RECORDS SUPPLIED ::
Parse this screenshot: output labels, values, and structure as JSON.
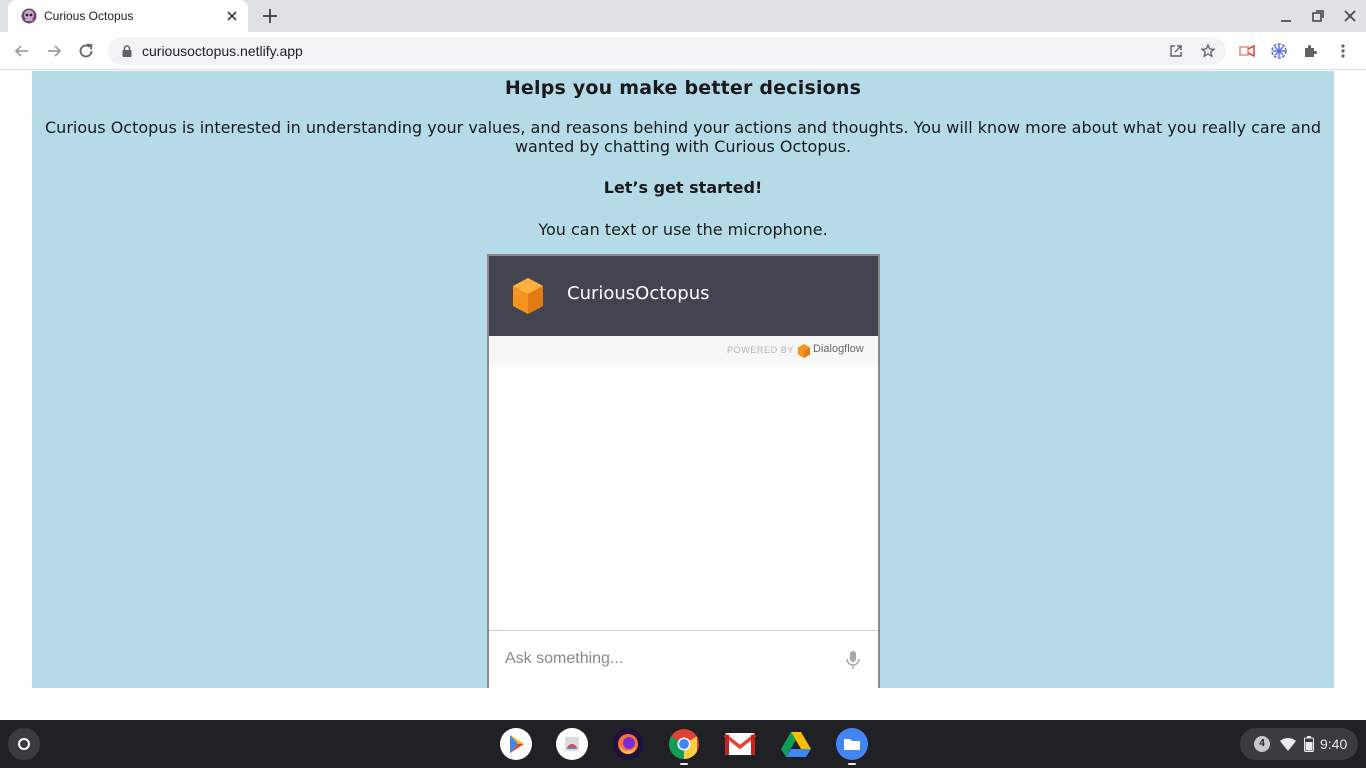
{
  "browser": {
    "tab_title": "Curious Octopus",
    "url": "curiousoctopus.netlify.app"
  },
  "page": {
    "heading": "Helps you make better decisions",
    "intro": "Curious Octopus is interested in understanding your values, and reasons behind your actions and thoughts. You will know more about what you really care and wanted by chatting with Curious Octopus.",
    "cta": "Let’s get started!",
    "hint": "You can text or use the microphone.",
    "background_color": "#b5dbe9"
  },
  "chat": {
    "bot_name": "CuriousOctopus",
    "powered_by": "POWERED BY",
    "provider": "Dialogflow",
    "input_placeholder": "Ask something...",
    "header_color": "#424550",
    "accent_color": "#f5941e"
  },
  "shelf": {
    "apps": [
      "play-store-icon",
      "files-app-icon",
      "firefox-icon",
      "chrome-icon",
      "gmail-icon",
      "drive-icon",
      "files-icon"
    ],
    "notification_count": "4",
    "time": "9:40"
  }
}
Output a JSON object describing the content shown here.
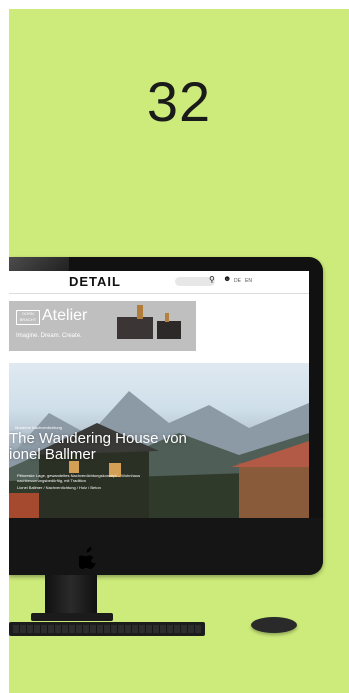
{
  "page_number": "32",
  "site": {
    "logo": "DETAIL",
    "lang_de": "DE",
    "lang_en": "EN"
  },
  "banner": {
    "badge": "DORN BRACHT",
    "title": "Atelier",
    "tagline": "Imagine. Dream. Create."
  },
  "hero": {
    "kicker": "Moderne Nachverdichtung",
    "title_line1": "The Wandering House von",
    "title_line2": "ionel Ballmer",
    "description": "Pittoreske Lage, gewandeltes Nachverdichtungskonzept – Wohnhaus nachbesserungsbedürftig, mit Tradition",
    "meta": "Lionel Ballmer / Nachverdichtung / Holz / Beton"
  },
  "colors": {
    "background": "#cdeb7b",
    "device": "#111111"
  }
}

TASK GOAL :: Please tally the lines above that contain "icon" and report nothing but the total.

FINISHED EXERCISE :: 7